Marylynn told County staff that having her daughter enroll in preschool “has meant everything for me and my family. It has helped my husband and I with our work and helped develop my daughter educationally. This has been a success and we’re looking forward to re-enrolling her into next year as well."

Homelessness and behavioral health

“When people ask what my plan for homelessness is, every strategy, program and initiative is rooted in partnership, accountability and urgency to meet this moment”  Chair Vega Pederson said.

Throughout the Chair’s remarks, she highlighted her close working relationship with Mayor Wheeler —  “our teams are meeting almost daily” and that for too long, leaders have been having a conversation in individual jurisdictions that is not serving our needs or the needs of community-members. 

“People who live in this community shouldn’t be asked to consider whose jurisdiction their problem falls under or who’s responsible for helping them solve it.

Portland is 24th in the nation for the rate of homelessness among cities with over 100,000 people, accounting for a quarter of the homeless population in Oregon. 

The Chair said that takes a toll across the region, which is why she is working in close partnership with the City of Portland, the State of Oregon, emergency management and regional jurisdictional partners as a Multi-Agency Coordinating (MAC) group focused on reducing unsheltered homelessness. 
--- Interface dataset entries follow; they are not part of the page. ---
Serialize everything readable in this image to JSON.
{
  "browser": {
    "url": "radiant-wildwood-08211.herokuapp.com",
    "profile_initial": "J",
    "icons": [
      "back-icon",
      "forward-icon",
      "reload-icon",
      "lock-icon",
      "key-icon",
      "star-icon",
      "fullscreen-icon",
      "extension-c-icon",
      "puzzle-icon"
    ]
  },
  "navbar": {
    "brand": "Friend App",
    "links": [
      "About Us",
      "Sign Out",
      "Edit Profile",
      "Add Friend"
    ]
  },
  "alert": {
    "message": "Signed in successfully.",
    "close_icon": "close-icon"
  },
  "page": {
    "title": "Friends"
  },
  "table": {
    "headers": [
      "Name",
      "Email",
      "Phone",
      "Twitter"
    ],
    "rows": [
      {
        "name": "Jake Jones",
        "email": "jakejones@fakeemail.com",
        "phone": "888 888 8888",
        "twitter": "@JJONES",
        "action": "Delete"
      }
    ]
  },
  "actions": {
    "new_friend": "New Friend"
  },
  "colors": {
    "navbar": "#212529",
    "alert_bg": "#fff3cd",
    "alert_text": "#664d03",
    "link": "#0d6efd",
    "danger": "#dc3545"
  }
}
This MAC group will coordinate an infusion of Supportive Housing Services and state dollars to follow through on our “Housing Multnomah Now,” initiative. 

Led by the Joint Office of Homeless Services through the MAC group, Housing Multnomah Now is a “bold”  $32 million, 12-month plan to unify local and state efforts to reduce unsheltered homelessness starting in Portland’s central city. The goal is to move those living unsheltered in a specific geographic area directly into supportive housing. 

The program uses a by-name list and a targeted timeline to provide options, support and a path connecting people directly to housing so we stop the shuffle of moving people from one location to another as they’re living outside. 

“We are close to confirming our first geographic site in the central city,’’ the Chair said. From there, Housing Multnomah Now will expand to helping those unhoused in East County. 

The combined investment is expected to rehouse 545 households and create 140 shelter beds by the end of this year

The plan includes incentives for landlords to increase available housing, guaranteed rental subsidies, and stability-focused wraparound services to help keep people housed long-term. And Housing Multnomah Now’s focus on housing placement supports and strengthens our shelter system. 

Funding devoted to this effort will help limit the length of stay in all shelters by eliminating bottlenecks that keep people from being housed. 

“We’ll make better use of the beds we already have, and provide safe sleep options for more people in a time when they need them most.”

Overall the Chair is proposing investing $128 million dollars for housing placements, rent assistance and support services to meet those experiencing homelessness on the streets, in vehicles, in shelter beds – and assist them to move into permanent housing and help them stay there. Another $87 million is directed toward alternative shelter, motel-based shelter and vital outreach on the ground every day.

Should all beds come online as budgeted and predicted — including all beds funded through other sources — this will support more than 2,500 beds of year-round shelter with wraparound services this calendar year.

Strengthening data, infrastructure and internal collaboration

The Chair also lifted up her plans across the County to better serve the community and taxpayers by:

And finally, the Chair called upon community members to join her, first at County budget hearings beginning tonight and at every level where they can engage in working for a better future.

“There’s not a person joining us tonight who doesn’t have an opportunity, as much as any of us do, to lift up your community,’’ Chair Vega Pederson said. “I appreciate the work you’re already doing, and I hope in response to community needs and investment, you’ll be inspired to do even more.”

You can watch a video of the Chair Vega Pederson’s State of the County here.